There’s no doubt about it: children today grow up in a world of wall-to-wall media. This is true across racial and ethnic groups, true for kids growing up in cities and suburbs and rural areas, true across income levels. We also know that even though children today have many different types of media from which to choose, television remains an important media platform, especially for younger children.
Even though children may be spending less time watching television on a television set when it is broadcast, the number of different platforms now available for viewing televisual content mean that kids are actually still putting in a lot of time watching TV.
A few recent statistics are particularly concerning:
Because they spend so much of that time ‘media multitasking’ (using more than one medium at a time), kids actually manage to pack a total of 10 hours and 45 minutes (10:45) worth of media content into those 7½ hours.
There are substantial differences in children’s media use between members of various ethnic and racial groups. Black and Hispanic children consume nearly 4½ hours more media daily (13:00 of total media exposure for Hispanics, 12:59 for Blacks, and 8:36 for Whites). Some of the largest differences are in TV viewing: Black children spend nearly 6 hours and Hispanics just under 5½ hours, compared to roughly 3½ hours a day for White youth.

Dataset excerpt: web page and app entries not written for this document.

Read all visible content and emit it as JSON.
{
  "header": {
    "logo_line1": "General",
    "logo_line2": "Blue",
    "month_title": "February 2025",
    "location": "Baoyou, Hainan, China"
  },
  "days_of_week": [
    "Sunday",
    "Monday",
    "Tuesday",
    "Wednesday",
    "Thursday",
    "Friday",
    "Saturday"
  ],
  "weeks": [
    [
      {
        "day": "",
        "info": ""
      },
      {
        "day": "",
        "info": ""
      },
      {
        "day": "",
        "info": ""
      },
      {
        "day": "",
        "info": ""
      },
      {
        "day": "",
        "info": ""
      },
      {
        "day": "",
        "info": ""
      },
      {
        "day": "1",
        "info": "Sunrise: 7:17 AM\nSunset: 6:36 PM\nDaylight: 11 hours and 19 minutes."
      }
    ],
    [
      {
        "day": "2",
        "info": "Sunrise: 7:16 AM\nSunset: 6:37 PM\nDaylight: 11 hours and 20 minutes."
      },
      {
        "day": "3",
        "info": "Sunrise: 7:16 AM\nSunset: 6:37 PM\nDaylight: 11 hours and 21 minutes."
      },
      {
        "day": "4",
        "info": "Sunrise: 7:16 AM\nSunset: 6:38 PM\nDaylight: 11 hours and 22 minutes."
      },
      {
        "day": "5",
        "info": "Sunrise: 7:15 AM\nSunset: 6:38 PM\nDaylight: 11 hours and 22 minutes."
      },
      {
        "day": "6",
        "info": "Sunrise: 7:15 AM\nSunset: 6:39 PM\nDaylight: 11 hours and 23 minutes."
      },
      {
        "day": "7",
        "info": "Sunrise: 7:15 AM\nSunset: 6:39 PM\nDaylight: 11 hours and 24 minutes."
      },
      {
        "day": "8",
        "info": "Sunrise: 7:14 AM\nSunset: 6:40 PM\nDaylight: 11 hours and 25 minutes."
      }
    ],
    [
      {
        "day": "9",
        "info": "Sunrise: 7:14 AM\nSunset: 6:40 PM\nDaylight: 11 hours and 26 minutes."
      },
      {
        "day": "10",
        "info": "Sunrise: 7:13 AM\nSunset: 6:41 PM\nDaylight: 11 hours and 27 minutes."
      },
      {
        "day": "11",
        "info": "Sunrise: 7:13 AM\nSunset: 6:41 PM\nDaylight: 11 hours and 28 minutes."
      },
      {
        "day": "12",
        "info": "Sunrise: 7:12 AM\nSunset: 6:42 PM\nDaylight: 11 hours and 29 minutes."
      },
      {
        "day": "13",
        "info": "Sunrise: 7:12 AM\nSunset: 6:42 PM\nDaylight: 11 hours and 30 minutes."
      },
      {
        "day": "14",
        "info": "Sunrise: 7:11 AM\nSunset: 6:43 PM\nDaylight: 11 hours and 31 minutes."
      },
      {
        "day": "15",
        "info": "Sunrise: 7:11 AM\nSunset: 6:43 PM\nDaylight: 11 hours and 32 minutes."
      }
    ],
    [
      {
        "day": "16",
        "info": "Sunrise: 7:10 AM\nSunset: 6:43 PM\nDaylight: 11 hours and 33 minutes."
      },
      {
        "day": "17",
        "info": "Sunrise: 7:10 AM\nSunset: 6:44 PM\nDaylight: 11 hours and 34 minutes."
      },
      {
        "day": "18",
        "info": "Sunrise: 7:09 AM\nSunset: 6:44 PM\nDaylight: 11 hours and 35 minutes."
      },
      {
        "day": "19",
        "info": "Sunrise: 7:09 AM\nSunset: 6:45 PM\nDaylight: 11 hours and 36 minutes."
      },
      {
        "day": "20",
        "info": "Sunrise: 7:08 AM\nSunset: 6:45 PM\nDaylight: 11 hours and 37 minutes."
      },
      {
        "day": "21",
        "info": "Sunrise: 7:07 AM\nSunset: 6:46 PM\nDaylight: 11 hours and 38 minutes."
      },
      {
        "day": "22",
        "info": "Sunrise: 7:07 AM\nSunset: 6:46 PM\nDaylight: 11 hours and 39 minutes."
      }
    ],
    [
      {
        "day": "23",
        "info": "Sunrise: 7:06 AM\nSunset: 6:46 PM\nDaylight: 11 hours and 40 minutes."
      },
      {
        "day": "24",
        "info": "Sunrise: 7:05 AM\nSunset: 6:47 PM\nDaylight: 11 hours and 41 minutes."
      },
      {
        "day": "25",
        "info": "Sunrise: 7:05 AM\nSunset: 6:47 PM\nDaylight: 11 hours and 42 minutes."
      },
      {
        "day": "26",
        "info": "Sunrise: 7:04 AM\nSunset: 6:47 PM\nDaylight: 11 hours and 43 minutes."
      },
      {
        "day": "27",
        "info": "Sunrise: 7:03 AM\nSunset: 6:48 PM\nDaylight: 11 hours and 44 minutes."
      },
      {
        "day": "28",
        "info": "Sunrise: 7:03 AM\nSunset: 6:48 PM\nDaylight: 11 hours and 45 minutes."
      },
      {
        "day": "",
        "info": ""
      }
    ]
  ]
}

The American Academy of Pediatrics suggests that while “in 1970, children began to regularly watch TV at 4 years of age, whereas today, children begin interacting with digital media at 4 months of age.”
So no doubt about it: children are exposed to a lot of media.
But what is it that they are seeing?
For many years, researchers have found disparities between racial, ethnic and gender makeup in the world of children’s television compared to the racial, ethnic and gender makeup of real life. And consistently, content analysis work has found not only vast underrepresentation of characters of color and female characters, but also significant differences in the roles they play and in their portrayal.
Our own work at the CTV project has tracked representations of race, ethnicity, gender and age in some of the most popular children’s television shows over a number of years. In addition to coding characters for the ways in which they are drawn, we’ve added a sociolinguistic analysis to assess how the characters sound. Bottom line: we’ve found that the numbers of characters of color and women have improved, somewhat, but mostly on PBS and only in some genres of animated programming. And we’ve found that there are significant differences in the ways that heroes and villains talk: to a very great extent, the “bad guys” have non-American accents.
As we continue to track trends in character representation on children’s television, we’ve started to assess why it is that stereotyping persists by interviewing many of those involved in its creation. And we’re beginning to investigate what the effects of exposure to this programming are on young children.